Epidemiological studies on genital human papilloma viruses infection (HPVs) in general population are crucial for the implementation of health policy guidelines for developing the strategies to prevent the primary and secondary cervical cancer. In different parts of Iran, there is a lack of population-based studies to determine the prevalence of HPV in the general population.
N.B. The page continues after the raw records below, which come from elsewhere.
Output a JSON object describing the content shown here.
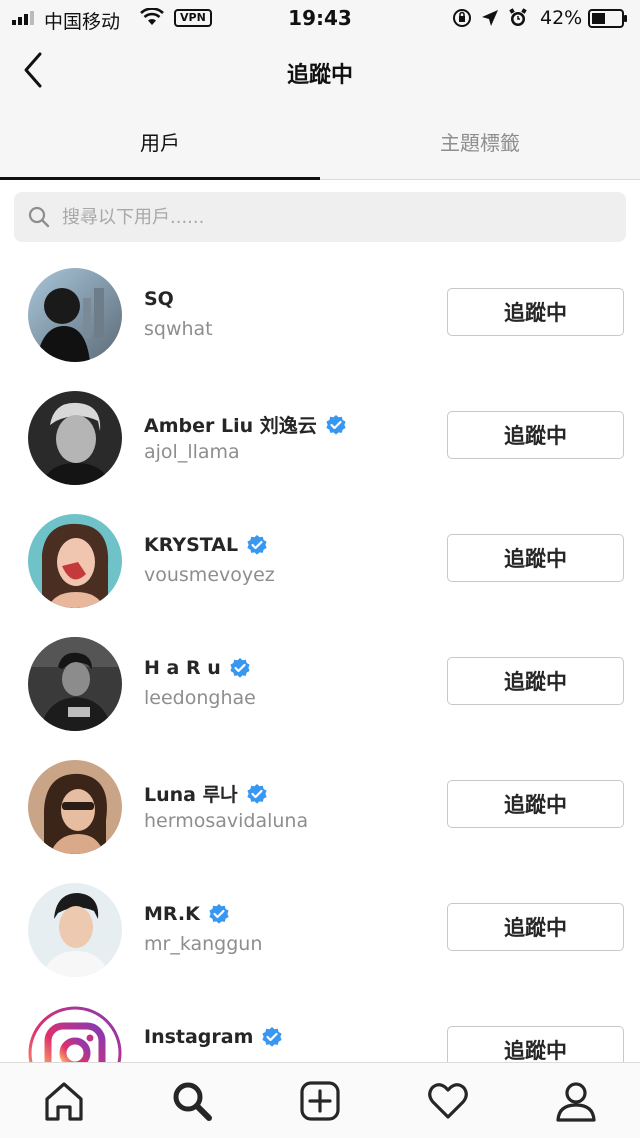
{
  "status_bar": {
    "carrier": "中国移动",
    "vpn": "VPN",
    "time": "19:43",
    "battery": "42%"
  },
  "header": {
    "title": "追蹤中"
  },
  "tabs": [
    {
      "label": "用戶",
      "active": true
    },
    {
      "label": "主題標籤",
      "active": false
    }
  ],
  "search": {
    "placeholder": "搜尋以下用戶......"
  },
  "following_label": "追蹤中",
  "users": [
    {
      "name": "SQ",
      "handle": "sqwhat",
      "verified": false
    },
    {
      "name": "Amber Liu 刘逸云",
      "handle": "ajol_llama",
      "verified": true
    },
    {
      "name": "KRYSTAL",
      "handle": "vousmevoyez",
      "verified": true
    },
    {
      "name": "H a R u",
      "handle": "leedonghae",
      "verified": true
    },
    {
      "name": "Luna 루나",
      "handle": "hermosavidaluna",
      "verified": true
    },
    {
      "name": "MR.K",
      "handle": "mr_kanggun",
      "verified": true
    },
    {
      "name": "Instagram",
      "handle": "",
      "verified": true
    }
  ],
  "bottom_nav": [
    "home-icon",
    "search-icon",
    "add-post-icon",
    "activity-heart-icon",
    "profile-icon"
  ],
  "colors": {
    "verified_blue": "#3897f0",
    "secondary_text": "#8e8e8e",
    "header_bg": "#f6f6f6"
  }
}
The aim of this population-based study is to compare the prevalence rate of genital HPV infection among reproductive women with our previous clinic-based data, which showed a prevalence rate of 5% in women in southern Iran.
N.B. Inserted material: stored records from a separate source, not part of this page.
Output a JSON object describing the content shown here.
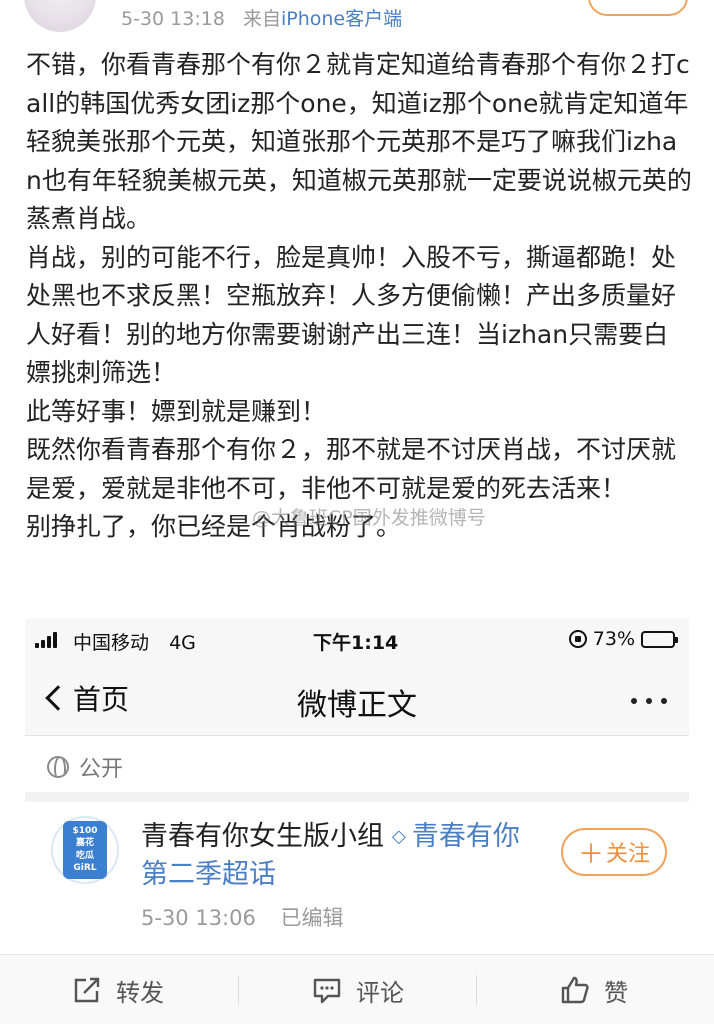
{
  "post_meta": {
    "timestamp": "5-30 13:18",
    "source_prefix": "来自",
    "source_client": "iPhone客户端"
  },
  "post_body": {
    "paragraphs": [
      "不错，你看青春那个有你２就肯定知道给青春那个有你２打call的韩国优秀女团iz那个one，知道iz那个one就肯定知道年轻貌美张那个元英，知道张那个元英那不是巧了嘛我们izhan也有年轻貌美椒元英，知道椒元英那就一定要说说椒元英的蒸煮肖战。",
      "肖战，别的可能不行，脸是真帅！入股不亏，撕逼都跪！处处黑也不求反黑！空瓶放弃！人多方便偷懒！产出多质量好人好看！别的地方你需要谢谢产出三连！当izhan只需要白嫖挑刺筛选！",
      "此等好事！嫖到就是赚到！",
      "既然你看青春那个有你２，那不就是不讨厌肖战，不讨厌就是爱，爱就是非他不可，非他不可就是爱的死去活来！",
      "别挣扎了，你已经是个肖战粉了。"
    ]
  },
  "watermark": "@大鲁班CP国外发推微博号",
  "embedded": {
    "status_bar": {
      "carrier": "中国移动",
      "network": "4G",
      "time": "下午1:14",
      "battery": "73%",
      "battery_level": 0.73
    },
    "nav": {
      "back_label": "首页",
      "title": "微博正文"
    },
    "visibility": "公开",
    "group": {
      "name": "青春有你女生版小组",
      "topic": "青春有你第二季超话",
      "logo_lines": [
        "$100",
        "嘉花",
        "吃瓜",
        "GiRL"
      ],
      "time": "5-30 13:06",
      "edited": "已编辑",
      "follow_label": "关注",
      "follow_plus": "＋"
    }
  },
  "toolbar": {
    "repost_label": "转发",
    "comment_label": "评论",
    "like_label": "赞"
  }
}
Using general primers for all genotypes of HPV, of 799 randomly selected women, five (0.63%, 95% CI 0.23-1.55%) tested positive for HPV DNA. Overall, seven different HPV genotypes were detected: six types (16, 18, 31, 33, 51 and 56) were carcinogenic, or “high risk genotypes” and one genotype (HPV-66) was “probably carcinogenic.”


In a population-based study, the prevalence of HPV infection among southern Iranian women was lower than that observed worldwide. However, our gynaecological clinic-based study on the prevalence of HPV infection showed results comparable with other studies in the Middle East and Persian Gulf countries. Since gynaecological clinic-based data may generally overestimate HPV prevalence, estimates of prevalence according to clinic-based data should be adjusted downward by the population-based survey estimates.

Human papilloma virus; Bushehr; Cervical cancer; Iran; PCR